Scotland’s Ross Murdoch qualified in second with 2:11.35. Though he’ll likely see his Commonwealth Games record go down tonight, he’s put himself in a strong position to defend his silver medal from 2018. He’ll be trying to hold off James Wilby, Matt Wilson, and Maximillian Ang, who all posted times within a second of him. Ang’s Singapore teammate Nick Mahabir got close to Ang’s national record in the 200 breast at U.S Nationals, so we’ll see if Ang can respond from across the Atlantic.

Mixed 4×100 Free Relay

Australian relay

Kyle Chalmers, Madi Wilson, Mollie O’Callaghan, Jack Catwright
courtesy of Fabio Cetti

In Budapest, the Australian quartet of Jack Cartwright, Kyle ChalmersWilson, and O’Callaghan set a world record of 3:19.38 to win gold. The Australians looked in full control of this race in prelims, even without their world-record setting squad. They swam 3:22.14, almost six seconds clear of England, the next fastest team at 3:28.03. The Aussies have a multitude of options for who they could use on the relay tonight, and are not only the gold-medal favorites, but are a serious threat to reestablish the world record.

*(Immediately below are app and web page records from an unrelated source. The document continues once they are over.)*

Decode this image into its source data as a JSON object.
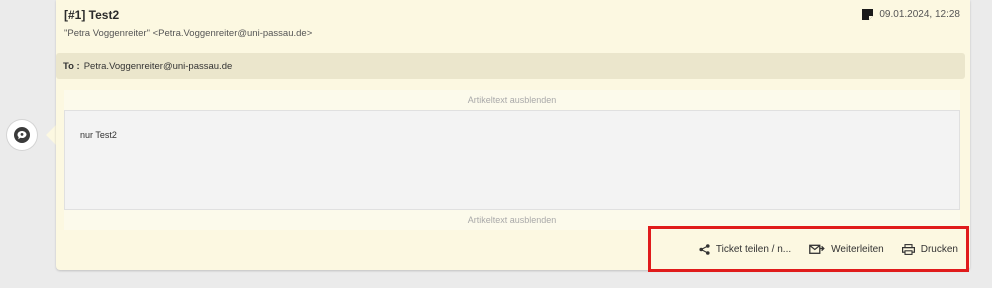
{
  "article": {
    "title": "[#1] Test2",
    "sender": "\"Petra Voggenreiter\" <Petra.Voggenreiter@uni-passau.de>",
    "datetime": "09.01.2024, 12:28",
    "recipient_label": "To :",
    "recipient": "Petra.Voggenreiter@uni-passau.de",
    "toggle_top": "Artikeltext ausblenden",
    "body": "nur Test2",
    "toggle_bottom": "Artikeltext ausblenden",
    "icons": {
      "avatar": "chat-bubble-icon",
      "datetime": "note-icon"
    }
  },
  "actions": [
    {
      "label": "Ticket teilen / n...",
      "icon": "share-icon"
    },
    {
      "label": "Weiterleiten",
      "icon": "forward-mail-icon"
    },
    {
      "label": "Drucken",
      "icon": "printer-icon"
    }
  ],
  "colors": {
    "highlight_border": "#e01b1b",
    "card_background": "#fcf8e1"
  }
}
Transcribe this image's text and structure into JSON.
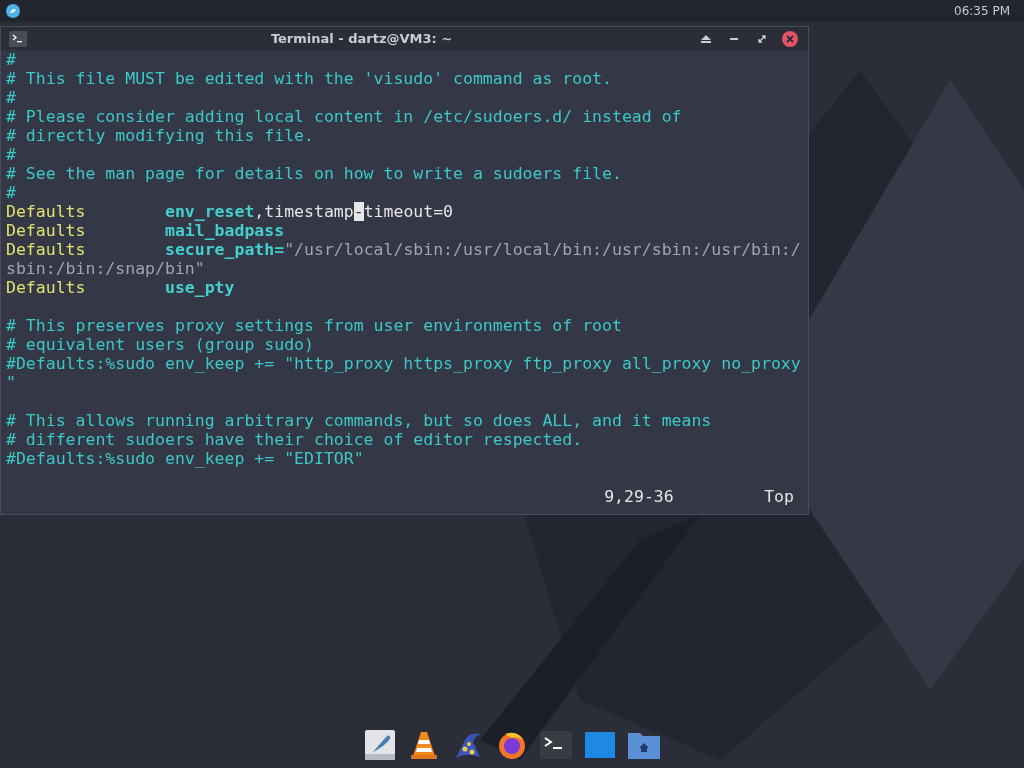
{
  "top_panel": {
    "clock": "06:35 PM"
  },
  "window": {
    "title": "Terminal - dartz@VM3: ~"
  },
  "terminal": {
    "blocks": [
      {
        "lines": [
          {
            "segments": [
              {
                "kind": "comment",
                "text": "#"
              }
            ]
          },
          {
            "segments": [
              {
                "kind": "comment",
                "text": "# This file MUST be edited with the 'visudo' command as root."
              }
            ]
          },
          {
            "segments": [
              {
                "kind": "comment",
                "text": "#"
              }
            ]
          },
          {
            "segments": [
              {
                "kind": "comment",
                "text": "# Please consider adding local content in /etc/sudoers.d/ instead of"
              }
            ]
          },
          {
            "segments": [
              {
                "kind": "comment",
                "text": "# directly modifying this file."
              }
            ]
          },
          {
            "segments": [
              {
                "kind": "comment",
                "text": "#"
              }
            ]
          },
          {
            "segments": [
              {
                "kind": "comment",
                "text": "# See the man page for details on how to write a sudoers file."
              }
            ]
          },
          {
            "segments": [
              {
                "kind": "comment",
                "text": "#"
              }
            ]
          },
          {
            "segments": [
              {
                "kind": "keyword",
                "text": "Defaults        "
              },
              {
                "kind": "option",
                "text": "env_reset"
              },
              {
                "kind": "plain",
                "text": ",timestamp"
              },
              {
                "kind": "cursor",
                "text": "-"
              },
              {
                "kind": "plain",
                "text": "timeout=0"
              }
            ]
          },
          {
            "segments": [
              {
                "kind": "keyword",
                "text": "Defaults        "
              },
              {
                "kind": "option",
                "text": "mail_badpass"
              }
            ]
          },
          {
            "segments": [
              {
                "kind": "keyword",
                "text": "Defaults        "
              },
              {
                "kind": "option",
                "text": "secure_path="
              },
              {
                "kind": "string",
                "text": "\"/usr/local/sbin:/usr/local/bin:/usr/sbin:/usr/bin:/"
              }
            ]
          },
          {
            "segments": [
              {
                "kind": "string",
                "text": "sbin:/bin:/snap/bin\""
              }
            ]
          },
          {
            "segments": [
              {
                "kind": "keyword",
                "text": "Defaults        "
              },
              {
                "kind": "option",
                "text": "use_pty"
              }
            ]
          }
        ]
      },
      {
        "lines": [
          {
            "segments": [
              {
                "kind": "comment",
                "text": "# This preserves proxy settings from user environments of root"
              }
            ]
          },
          {
            "segments": [
              {
                "kind": "comment",
                "text": "# equivalent users (group sudo)"
              }
            ]
          },
          {
            "segments": [
              {
                "kind": "comment",
                "text": "#Defaults:%sudo env_keep += \"http_proxy https_proxy ftp_proxy all_proxy no_proxy"
              }
            ]
          },
          {
            "segments": [
              {
                "kind": "comment",
                "text": "\""
              }
            ]
          }
        ]
      },
      {
        "lines": [
          {
            "segments": [
              {
                "kind": "comment",
                "text": "# This allows running arbitrary commands, but so does ALL, and it means"
              }
            ]
          },
          {
            "segments": [
              {
                "kind": "comment",
                "text": "# different sudoers have their choice of editor respected."
              }
            ]
          },
          {
            "segments": [
              {
                "kind": "comment",
                "text": "#Defaults:%sudo env_keep += \"EDITOR\""
              }
            ]
          }
        ]
      }
    ],
    "status": {
      "position": "9,29-36",
      "scroll": "Top"
    }
  },
  "dock": [
    {
      "kind": "feather"
    },
    {
      "kind": "cone"
    },
    {
      "kind": "wizard"
    },
    {
      "kind": "browser"
    },
    {
      "kind": "terminal"
    },
    {
      "kind": "blue"
    },
    {
      "kind": "folder"
    }
  ]
}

England and Canada seem like a lock for the silver and bronze medals, but Wales and Scotland will try and make it close. This will be our first look at Duncan Scott in an international final this season, as he withdrew from Worlds because of post-COVID training struggles. Scott has a loaded schedule for this meet, and this will be our first indication about his form.

Day 1 Semifinal Quick Hits

  • In prelims, Kyle Chalmers edged Ben Proud by .01 for the top seed heading into tonight’s 50 fly semifinal. That swim teased a tantalizing final tomorrow night, as Australia’s sprint fly group is suddenly surging. Both should have no problem qualifying for the final, but Dylan Carter, the 2018 silver medalist, will also be in the hunt for the top seed. 2018 champion Chad Le Clos is sitting eighth, and he’ll have to work hard to hold that spot against rising stars like Josh Liendo and Cody Simpson.
  • Lara Van Niekerk set a new 50 Breast Commonwealth Games record of 29.82 this morning. As the only woman under 30 seconds through the heats, she’s the clear favorite here. Her new record is about a tenth off her lifetime best, so we know she’s capable of undercutting the record again. After skipping Worlds, her country-mate Tatjana Schoenmaker is sitting fourth.
  • South Africa also leads the way in the men’s 100 back, with Pieter Coetze touching in 53.91, more than half a second clear of the rest of the field. Look for England’s duo of Brodie Williams and Luke Greenbank to make a move tonight. Defending champion Mitch Larkin qualified in seventh, with a 54.85. Larkin hasn’t on form so far this season, but it would still be a big surprise if he was shut out of tomorrow night’s final.
  • The only women under 58 seconds in the morning, Emma McKeon and Maggie MacNeil established themselves as the clear favorites in the 100 fly. Those were promising swims for the two after skipping international competition in this event: McKeon forwent Worlds and MacNeil didn’t swim any individual events there. We’ll see if they can improve those times tonight.

In This Story

Leave a Reply

Notify of

Inline Feedbacks
View all comments

About Sophie Kaufman

Sophie Kaufman

Sophie grew up in Boston, Massachusetts, which means yes, she does root for the Bruins, but try not to hold that against her. At 9, she joined her local club team because her best friend convinced her it would be fun. Shoulder surgery ended her competitive swimming days long ago, …

Read More »